The association is a tight ship run by volunteers and one “very part-time” staff member in the office. Normally, they make a small amount of money from hall rentals, but that ground to a halt this year due to COVID.
Daniel Smith, who has fished and hunted all his life, started volunteering for the association when he retired from a career in corrections nearly five years ago. He is not only a dedicated volunteer but also Kyle’s father.
A partnership is born
“This all came together in late November,” Daniel says. He learned from local driller Pat Casey that Rick Ruttig, founder of Haliburton Artesian Water Wells, had drilled the original wells at no charge in the early 1990s. Daniel left a message with Jake Woodward, current co-owner of the drilling company with Dave Walker. While waiting for Jake to call back, father told son about the situation. “At first we thought the well just needed to be jetted, but it turns out the well was enclosed in a pump house so you couldn’t get the equipment in close enough.”
It made sense to drill a new well, but it was an expensive proposition. “Kyle wanted in on it,” Daniel says. “He said Aardvark would supply the pump and other supplies.
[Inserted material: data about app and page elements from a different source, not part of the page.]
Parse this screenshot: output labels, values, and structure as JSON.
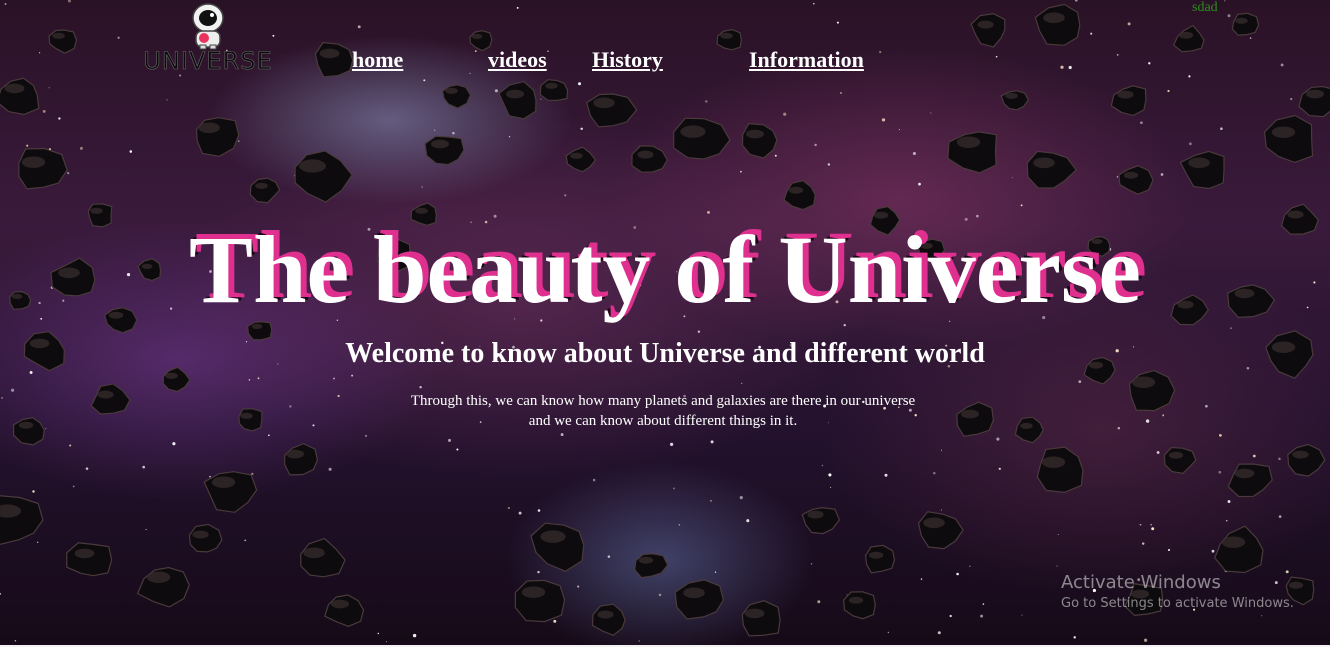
{
  "logo": {
    "text": "UNIVERSE",
    "icon": "astronaut-icon"
  },
  "nav": {
    "items": [
      {
        "label": "home"
      },
      {
        "label": "videos"
      },
      {
        "label": "History"
      },
      {
        "label": "Information"
      }
    ]
  },
  "corner_text": "sdad",
  "hero": {
    "title": "The beauty of Universe",
    "subtitle": "Welcome to know about Universe and different world",
    "description": "Through this, we can know how many planets and galaxies are there in our universe and we can know about different things in it."
  },
  "watermark": {
    "title": "Activate Windows",
    "subtitle": "Go to Settings to activate Windows."
  },
  "colors": {
    "title_shadow": "#e0308f",
    "text": "#ffffff",
    "corner_text": "#2e8b1e"
  }
}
After my jaw dropped, I said, ‘Are you sure?’ ”
Kyle and his family have enjoyed the hatchery’s outdoor exhibits and Turtle Guardians educational program over the years. “We’d go feed the fish, do morning and evening feedings, check the water rates and water quality,” he says. “Whenever we have the time, we always stop in.”
He shared his dad’s concern. “In wintertime, that’s when they fill the hatchery to capacity. They need more water.”
“We got hold of Jake, and he was more than happy to drill the well, but obviously it’s a costly undertaking,” Kyle says.
Rob Martini, vice-president of Canadian Pipe & Pump Supply Ltd. (Canpipe), jumped on board to donate well casing and screen. Drilling is set to begin on Dec. 17.
Smith also will donate and install the pump and pumping system – “if we can’t find someone to help.”
He says they may ask a local rental company to borrow an excavator to run the lines. Depending on how that goes, they may also need the services of a local plumber and electrician.
He is hoping community-minded businesses will want to be associated with the tourist draw, which is a three-hour drive for Kyle and two hours north of Toronto. A lot of people would be appreciative of companies that donate supplies and volunteer time to this project, he says. “People call it the next Muskoka. It’s a booming area.”
“In our industry 90 per cent of people love fishing. You need to have fish to fish,” Kyle says. “It’s neat because everyone involved with this project is an OGWA member, including the hatchery.”
“We do what we can to help out the community,” Daniel says. “It’s a struggle to keep this place afloat, so when guys like these come forward, it’s great.”
For more information, visit the Haliburton Highlands Outdoors Association website at https://www.hhoa.on.ca. To get involved in bringing in the new well or help maintain the hatchery’s other wells in future, call Daniel Smith at 705-457-5417 or email him at firstname.lastname@example.org.